The Maryland Commission on Climate Change (MCCC) has been tasked by the state with devising a plan to meet its legal target of a 40% cut in GHG emissions by 2030. On May 31, the MCCC’s Mitigation Working Group devoted its entire meeting to a heated discussion of whether carbon pricing should be part of the plan.
Two invited presenters from Climate XChange, Larry Liebesman and myself, and from Resources for the Future, Rob Williams, made a strong case for broad-based carbon fees. The opposition speaker from the Chamber of Commerce was ineffective, but several Working Group members also argued against the policy.
Presenters were asked to respond to four questions from the MCCC. Climate XChange and RFF presented solid evidence that carbon pricing can be designed to:
- Cut emissions in Maryland by 12%, which in combination with other policies is enough for the state to meet its 2030 mandate
- Provide immediate and continuing benefits to the economy
- Serve as a cost-effective means of addressing climate change
- Protect low and moderate income consumers
- Protect industries of concern, including manufacturing and agriculture
- Effectively put fees on electricity imports, preventing “leakage” of emissions to power plants in other states
“The knowledge and expertise shown by the panelists who supported a carbon price was astounding,” commented Jamie DeMarco, State Action Coordinator for Citizens Climate Lobby.
A second meeting that day focused on modeling the MCCC is planning, which will examine scenarios for how to reach the 2030 target. The MCCC will soon be deciding which policies to include in its scenarios – and carbon pricing will only make it onto the list with a strong advocacy effort. The Commission members, including the co-chairs, Michael Powell of Gordon Feinblatt, LCC (a “business community” appointee) and Stuart Clarke of Town Creek Foundation (which funds efforts in Maryland to address climate change), need to hear from the public that carbon pricing should be considered.

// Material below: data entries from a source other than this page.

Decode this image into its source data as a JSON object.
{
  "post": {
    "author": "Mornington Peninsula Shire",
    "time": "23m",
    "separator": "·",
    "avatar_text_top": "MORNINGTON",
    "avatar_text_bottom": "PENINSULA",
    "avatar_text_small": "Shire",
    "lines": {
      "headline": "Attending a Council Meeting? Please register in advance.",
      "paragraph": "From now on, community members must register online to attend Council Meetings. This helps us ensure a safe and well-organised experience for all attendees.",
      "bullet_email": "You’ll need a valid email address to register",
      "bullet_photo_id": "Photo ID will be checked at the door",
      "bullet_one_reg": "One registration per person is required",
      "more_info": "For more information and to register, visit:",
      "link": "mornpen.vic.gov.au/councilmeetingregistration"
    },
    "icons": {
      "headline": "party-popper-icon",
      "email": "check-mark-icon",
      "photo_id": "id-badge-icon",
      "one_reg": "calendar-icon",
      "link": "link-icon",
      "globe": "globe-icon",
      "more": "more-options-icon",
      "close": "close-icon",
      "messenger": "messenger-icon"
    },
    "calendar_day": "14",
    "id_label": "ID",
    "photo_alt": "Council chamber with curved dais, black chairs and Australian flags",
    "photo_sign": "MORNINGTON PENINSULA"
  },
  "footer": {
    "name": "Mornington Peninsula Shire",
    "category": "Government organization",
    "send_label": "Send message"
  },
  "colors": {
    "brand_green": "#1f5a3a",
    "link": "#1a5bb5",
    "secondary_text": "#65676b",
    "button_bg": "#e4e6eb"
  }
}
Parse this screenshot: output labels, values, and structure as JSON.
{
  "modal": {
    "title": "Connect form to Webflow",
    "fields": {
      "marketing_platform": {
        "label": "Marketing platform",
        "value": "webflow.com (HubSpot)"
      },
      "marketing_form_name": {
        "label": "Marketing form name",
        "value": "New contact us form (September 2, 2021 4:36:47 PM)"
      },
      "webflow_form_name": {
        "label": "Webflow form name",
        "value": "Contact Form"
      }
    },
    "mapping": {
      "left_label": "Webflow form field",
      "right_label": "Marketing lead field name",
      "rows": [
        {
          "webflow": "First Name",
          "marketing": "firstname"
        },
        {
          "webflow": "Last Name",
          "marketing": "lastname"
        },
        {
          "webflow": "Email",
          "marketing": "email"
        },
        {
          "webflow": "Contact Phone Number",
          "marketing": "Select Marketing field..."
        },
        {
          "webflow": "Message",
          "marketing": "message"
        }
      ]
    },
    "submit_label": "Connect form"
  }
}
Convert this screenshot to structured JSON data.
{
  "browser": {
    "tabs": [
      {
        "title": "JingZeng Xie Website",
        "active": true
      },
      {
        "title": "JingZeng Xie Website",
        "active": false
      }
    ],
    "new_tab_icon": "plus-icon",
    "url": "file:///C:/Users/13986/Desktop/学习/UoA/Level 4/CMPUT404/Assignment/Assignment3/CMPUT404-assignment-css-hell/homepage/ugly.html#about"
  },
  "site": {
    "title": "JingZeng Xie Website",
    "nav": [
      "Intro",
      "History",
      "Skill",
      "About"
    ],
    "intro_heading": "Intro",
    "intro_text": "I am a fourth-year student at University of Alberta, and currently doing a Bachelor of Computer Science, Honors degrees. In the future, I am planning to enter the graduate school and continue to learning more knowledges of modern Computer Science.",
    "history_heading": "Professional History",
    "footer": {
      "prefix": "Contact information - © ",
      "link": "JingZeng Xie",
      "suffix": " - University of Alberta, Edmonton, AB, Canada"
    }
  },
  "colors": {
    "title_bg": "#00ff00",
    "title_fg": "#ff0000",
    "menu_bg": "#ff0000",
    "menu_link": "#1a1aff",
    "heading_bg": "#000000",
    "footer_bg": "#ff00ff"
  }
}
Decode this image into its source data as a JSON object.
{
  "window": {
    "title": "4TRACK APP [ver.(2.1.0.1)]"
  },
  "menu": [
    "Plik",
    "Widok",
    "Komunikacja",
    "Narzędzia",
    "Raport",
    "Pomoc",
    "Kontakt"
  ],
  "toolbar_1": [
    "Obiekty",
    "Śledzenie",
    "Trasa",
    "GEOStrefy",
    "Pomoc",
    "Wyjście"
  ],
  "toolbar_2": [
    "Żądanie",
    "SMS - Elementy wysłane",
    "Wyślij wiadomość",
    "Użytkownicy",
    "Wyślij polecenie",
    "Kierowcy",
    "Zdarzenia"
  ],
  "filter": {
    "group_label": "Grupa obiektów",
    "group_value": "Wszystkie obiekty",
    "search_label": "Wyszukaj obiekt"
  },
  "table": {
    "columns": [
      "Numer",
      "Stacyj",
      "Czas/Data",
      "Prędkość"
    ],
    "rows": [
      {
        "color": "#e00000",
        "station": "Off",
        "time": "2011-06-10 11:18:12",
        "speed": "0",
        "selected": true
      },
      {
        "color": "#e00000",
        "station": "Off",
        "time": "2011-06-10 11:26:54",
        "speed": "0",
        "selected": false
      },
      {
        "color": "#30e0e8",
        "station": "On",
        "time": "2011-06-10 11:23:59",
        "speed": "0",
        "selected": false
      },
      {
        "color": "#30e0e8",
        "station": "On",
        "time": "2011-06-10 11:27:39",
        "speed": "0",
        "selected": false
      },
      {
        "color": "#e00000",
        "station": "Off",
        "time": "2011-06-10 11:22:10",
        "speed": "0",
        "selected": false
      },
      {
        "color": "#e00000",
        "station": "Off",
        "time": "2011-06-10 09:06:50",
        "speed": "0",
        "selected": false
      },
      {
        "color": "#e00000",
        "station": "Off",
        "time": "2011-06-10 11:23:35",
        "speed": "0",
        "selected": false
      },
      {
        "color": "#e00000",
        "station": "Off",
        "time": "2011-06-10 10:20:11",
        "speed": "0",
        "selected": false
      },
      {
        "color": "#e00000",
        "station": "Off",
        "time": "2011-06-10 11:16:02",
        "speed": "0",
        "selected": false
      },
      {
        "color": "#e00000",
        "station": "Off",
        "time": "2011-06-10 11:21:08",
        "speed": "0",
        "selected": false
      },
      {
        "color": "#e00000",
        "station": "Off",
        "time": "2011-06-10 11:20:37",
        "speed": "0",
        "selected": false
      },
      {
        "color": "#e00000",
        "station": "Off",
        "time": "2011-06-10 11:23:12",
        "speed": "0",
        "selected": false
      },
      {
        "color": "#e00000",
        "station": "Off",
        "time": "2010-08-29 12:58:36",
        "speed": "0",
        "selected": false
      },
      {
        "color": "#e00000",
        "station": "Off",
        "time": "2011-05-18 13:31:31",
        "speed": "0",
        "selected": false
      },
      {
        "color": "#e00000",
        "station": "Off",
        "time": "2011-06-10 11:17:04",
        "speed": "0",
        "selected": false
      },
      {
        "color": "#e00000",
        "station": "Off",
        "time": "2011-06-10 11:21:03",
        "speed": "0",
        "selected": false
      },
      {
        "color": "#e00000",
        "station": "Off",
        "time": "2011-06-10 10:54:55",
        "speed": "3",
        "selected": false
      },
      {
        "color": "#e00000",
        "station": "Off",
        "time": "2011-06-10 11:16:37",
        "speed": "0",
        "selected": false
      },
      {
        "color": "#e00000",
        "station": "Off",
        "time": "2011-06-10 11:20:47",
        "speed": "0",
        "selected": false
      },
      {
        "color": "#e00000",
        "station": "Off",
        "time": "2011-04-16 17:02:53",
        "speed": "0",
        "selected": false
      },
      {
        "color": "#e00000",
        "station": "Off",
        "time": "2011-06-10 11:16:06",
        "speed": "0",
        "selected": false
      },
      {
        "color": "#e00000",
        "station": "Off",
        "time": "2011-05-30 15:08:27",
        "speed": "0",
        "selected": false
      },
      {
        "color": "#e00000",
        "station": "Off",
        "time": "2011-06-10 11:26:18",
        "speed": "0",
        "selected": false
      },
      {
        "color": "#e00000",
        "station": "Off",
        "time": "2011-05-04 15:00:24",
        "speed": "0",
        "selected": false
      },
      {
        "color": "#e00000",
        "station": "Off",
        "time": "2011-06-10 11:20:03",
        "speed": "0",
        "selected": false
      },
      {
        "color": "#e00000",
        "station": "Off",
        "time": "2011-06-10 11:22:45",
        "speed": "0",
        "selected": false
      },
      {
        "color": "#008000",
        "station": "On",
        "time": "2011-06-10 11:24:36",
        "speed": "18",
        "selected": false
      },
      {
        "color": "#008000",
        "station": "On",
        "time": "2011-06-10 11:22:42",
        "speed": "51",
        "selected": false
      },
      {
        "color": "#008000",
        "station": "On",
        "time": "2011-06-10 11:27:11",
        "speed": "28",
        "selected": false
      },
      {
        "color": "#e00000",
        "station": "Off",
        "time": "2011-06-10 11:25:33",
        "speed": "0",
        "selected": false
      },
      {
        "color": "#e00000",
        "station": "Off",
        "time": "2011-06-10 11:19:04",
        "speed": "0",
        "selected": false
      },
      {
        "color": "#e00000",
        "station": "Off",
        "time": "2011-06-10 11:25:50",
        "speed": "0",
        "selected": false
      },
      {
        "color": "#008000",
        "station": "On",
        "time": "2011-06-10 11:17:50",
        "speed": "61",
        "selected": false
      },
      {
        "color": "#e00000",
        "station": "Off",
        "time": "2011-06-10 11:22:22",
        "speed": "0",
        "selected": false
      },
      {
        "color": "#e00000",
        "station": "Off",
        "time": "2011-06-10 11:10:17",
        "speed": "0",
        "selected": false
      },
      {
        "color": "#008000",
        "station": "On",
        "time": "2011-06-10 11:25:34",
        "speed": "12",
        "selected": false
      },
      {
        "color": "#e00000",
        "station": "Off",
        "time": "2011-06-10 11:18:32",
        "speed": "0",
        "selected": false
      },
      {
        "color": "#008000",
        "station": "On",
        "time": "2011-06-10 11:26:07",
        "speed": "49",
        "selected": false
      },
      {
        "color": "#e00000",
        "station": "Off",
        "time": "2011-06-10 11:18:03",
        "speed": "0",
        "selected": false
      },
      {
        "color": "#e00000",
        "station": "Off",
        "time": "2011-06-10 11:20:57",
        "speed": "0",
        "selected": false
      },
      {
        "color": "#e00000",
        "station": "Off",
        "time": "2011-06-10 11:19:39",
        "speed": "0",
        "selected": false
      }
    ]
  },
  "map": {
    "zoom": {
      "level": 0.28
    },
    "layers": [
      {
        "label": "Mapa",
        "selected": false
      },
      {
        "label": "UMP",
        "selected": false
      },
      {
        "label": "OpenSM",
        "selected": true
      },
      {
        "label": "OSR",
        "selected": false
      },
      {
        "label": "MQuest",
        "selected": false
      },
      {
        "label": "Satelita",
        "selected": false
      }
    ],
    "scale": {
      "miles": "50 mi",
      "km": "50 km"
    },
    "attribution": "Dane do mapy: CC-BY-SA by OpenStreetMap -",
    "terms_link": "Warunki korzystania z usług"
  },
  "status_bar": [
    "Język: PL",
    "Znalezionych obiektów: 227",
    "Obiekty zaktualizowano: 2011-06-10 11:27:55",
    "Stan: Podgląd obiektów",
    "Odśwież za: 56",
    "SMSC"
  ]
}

During the first meeting, Anne Lindner of the power generator Exelon, which operates a variety of plants and is another business representative, worried that in-state generators could lose business to out-of-state firms. We argued that because the proposed bill would impose fees on out-of-state generators there would not be an issue.
Jim Strong of the United Steelworkers of America expressed concern that carbon pricing could endanger high-paying manufacturing jobs, including members of his own union. I responded that the policy designs being proposed would provide sufficient rebates to fully protect manufacturing firms and farmers, two industries that we recognize are vulnerable to interstate and international competition. I also noted that manufacturing represents a small share of total emissions in Maryland, so it could be exempted from carbon fees (the 2016 law exempts it from all requirements in the plan for 2030) without greatly reducing the emission cuts that fees will yield.
Another Working Group member questioned whether the eventual $45/ton of CO2 emissions fee was enough to yield the 12% emissions reduction that we forecast, particularly in home use of fuel. I replied that our projection (conducted by CXC Research Associate August Granath) has most of the reductions coming from electricity generation, some of which is from lower sales of power, but most of which is due to fuel-switching from coal to natural gas and renewable energy sources.
Arjun Makhijani, Executive Director of the Institute for Energy and Environmental Research, argued that regulatory policies, such as appliance efficiency standards, are more effective than carbon pricing. I responded that we need both, that these standards, along with others such as federal auto efficiency standards and building codes, are essential to making the deep cuts in emissions that are essential.
After Working Group members finished, a brief period was left for questions from the public. David Costello, a former official with the Department of the Environment, which administers the Commission and the planning process, said that the state is far from meeting even its 2020 emissions target, and needs carbon pricing to reach the 40 percent goal for 2030.
Lindsey Mendelson and Mark Kresowik of the Sierra Club said that RGGI has been successful and that its lessons should be applied to transportation. Kresowik argued that government investment in programs to advance clean energy is more effective than price incentives, and so at least 50 percent of the money from carbon fees should be devoted to such investment.
All in all, Climate XChange impressed the Working Group with the sophistication of our policy proposal, the depth of the research we’ve done to back it up, and our well-reasoned arguments. But it will take a strong campaign first to get carbon pricing into the list of policies that the Commission models for the state’s plan, and then to get pricing into the plan. A draft is due by the end of 2018 and a final plan by the end of 2019.
“Delegate Ben Kramer, sponsor of the carbon pricing bill, the Regional Carbon Cost Collection Initiative, concluded after the bill’s hearing in March: ‘Passing carbon pricing legislation in Maryland will be a heavy lift’,” noted Pete Smith of Maryland Climate XChange’s Steering Committee. “The first step in the lift was writing the bill and getting it introduced in the House of Delegates. The second step will be to convince the Commission to take carbon pricing seriously.”